TO DO — Scan the records below and report how many lines include the string "value"; the number alone will do.

RECORDS FOR PROCESSING —
----------------
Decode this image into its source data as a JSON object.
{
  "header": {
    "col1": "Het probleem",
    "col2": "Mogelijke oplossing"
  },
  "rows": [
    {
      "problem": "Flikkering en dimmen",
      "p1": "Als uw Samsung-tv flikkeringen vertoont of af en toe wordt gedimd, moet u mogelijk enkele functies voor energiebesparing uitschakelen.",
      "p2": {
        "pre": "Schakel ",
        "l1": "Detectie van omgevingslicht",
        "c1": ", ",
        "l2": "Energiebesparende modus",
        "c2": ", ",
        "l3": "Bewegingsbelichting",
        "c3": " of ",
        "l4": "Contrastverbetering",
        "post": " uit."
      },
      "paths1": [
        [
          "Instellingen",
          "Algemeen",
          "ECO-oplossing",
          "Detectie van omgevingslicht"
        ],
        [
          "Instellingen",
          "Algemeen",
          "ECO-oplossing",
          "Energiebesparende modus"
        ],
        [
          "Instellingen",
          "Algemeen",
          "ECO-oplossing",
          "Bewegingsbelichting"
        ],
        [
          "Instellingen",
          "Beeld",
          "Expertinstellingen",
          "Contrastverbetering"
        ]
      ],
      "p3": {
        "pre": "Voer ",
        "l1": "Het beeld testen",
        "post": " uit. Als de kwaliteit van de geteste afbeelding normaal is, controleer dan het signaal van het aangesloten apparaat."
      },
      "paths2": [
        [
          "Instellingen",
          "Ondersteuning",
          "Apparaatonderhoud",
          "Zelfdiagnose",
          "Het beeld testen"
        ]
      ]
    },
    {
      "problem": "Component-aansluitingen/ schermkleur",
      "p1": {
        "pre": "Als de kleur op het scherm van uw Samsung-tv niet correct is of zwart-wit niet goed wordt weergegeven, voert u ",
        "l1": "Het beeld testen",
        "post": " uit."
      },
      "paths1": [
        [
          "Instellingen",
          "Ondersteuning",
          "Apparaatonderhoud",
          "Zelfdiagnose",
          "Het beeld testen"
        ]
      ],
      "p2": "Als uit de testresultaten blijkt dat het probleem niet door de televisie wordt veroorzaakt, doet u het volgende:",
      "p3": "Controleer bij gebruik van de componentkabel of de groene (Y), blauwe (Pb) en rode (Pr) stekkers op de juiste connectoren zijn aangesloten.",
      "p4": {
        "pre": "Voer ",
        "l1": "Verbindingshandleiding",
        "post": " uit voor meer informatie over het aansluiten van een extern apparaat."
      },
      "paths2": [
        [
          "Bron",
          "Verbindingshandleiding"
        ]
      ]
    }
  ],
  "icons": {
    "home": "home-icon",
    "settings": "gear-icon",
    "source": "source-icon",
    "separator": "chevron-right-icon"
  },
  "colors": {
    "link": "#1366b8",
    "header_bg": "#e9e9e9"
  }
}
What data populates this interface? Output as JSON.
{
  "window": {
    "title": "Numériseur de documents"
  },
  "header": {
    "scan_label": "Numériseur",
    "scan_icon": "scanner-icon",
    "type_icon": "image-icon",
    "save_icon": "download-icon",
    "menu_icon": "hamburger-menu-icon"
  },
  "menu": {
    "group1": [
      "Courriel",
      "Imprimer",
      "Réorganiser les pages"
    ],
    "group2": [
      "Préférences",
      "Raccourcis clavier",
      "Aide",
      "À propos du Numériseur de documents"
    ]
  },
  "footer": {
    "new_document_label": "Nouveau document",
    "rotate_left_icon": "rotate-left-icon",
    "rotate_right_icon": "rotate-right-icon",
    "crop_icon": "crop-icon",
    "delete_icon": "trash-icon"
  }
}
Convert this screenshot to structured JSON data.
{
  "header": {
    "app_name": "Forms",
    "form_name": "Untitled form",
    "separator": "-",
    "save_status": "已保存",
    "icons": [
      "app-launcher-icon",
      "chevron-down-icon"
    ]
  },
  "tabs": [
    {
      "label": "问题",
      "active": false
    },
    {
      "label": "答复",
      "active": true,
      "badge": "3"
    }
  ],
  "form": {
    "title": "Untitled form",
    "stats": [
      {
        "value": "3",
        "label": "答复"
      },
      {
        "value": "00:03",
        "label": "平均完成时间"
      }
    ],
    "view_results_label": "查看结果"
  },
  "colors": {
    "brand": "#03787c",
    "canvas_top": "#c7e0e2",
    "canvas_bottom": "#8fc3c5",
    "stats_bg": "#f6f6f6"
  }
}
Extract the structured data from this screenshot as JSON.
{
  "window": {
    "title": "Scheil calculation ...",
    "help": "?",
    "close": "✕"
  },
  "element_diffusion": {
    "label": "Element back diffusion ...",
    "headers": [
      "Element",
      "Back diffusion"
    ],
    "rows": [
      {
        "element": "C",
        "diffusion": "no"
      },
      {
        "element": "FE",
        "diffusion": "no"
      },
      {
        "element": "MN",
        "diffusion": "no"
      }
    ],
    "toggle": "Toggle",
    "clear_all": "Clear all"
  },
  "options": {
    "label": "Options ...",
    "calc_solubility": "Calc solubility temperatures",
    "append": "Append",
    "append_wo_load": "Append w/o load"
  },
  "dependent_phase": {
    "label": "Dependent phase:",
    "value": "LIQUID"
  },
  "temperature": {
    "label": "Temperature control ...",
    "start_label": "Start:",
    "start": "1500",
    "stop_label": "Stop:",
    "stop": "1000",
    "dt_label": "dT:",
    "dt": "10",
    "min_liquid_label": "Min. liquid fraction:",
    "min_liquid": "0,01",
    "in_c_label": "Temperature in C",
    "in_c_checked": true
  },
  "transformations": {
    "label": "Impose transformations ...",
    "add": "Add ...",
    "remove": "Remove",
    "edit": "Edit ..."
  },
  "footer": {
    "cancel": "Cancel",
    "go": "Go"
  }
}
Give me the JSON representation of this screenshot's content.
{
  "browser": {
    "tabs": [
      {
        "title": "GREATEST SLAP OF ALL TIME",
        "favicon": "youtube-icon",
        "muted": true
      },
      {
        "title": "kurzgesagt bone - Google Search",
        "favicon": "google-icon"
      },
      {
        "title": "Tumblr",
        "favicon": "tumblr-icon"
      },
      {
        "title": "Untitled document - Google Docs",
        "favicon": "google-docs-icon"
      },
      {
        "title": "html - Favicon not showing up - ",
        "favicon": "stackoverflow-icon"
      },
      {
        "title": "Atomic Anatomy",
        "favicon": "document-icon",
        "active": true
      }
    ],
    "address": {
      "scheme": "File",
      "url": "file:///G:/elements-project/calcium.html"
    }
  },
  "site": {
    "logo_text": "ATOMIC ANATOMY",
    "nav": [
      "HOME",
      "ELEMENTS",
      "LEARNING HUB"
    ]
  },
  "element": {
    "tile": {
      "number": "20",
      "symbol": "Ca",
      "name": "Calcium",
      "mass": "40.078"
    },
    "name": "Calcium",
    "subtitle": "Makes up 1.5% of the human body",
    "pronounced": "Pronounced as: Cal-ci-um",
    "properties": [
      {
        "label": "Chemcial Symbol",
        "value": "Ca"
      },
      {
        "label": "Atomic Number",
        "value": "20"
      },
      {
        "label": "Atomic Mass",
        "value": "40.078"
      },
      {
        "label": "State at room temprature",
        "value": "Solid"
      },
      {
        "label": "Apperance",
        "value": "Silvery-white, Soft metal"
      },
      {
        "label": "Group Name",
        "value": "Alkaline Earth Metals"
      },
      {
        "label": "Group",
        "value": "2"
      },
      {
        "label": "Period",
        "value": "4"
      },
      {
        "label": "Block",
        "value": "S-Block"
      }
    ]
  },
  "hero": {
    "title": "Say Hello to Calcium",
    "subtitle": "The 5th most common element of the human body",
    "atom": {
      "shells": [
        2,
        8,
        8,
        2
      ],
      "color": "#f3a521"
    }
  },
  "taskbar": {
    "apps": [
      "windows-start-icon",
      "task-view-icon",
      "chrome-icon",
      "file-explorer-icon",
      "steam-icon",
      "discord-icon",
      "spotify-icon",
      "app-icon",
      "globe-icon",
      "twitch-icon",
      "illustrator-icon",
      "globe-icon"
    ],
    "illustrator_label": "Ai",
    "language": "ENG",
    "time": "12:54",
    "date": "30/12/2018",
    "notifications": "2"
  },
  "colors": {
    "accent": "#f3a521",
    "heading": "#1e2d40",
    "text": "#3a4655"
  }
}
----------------
RESULT BELOW — 12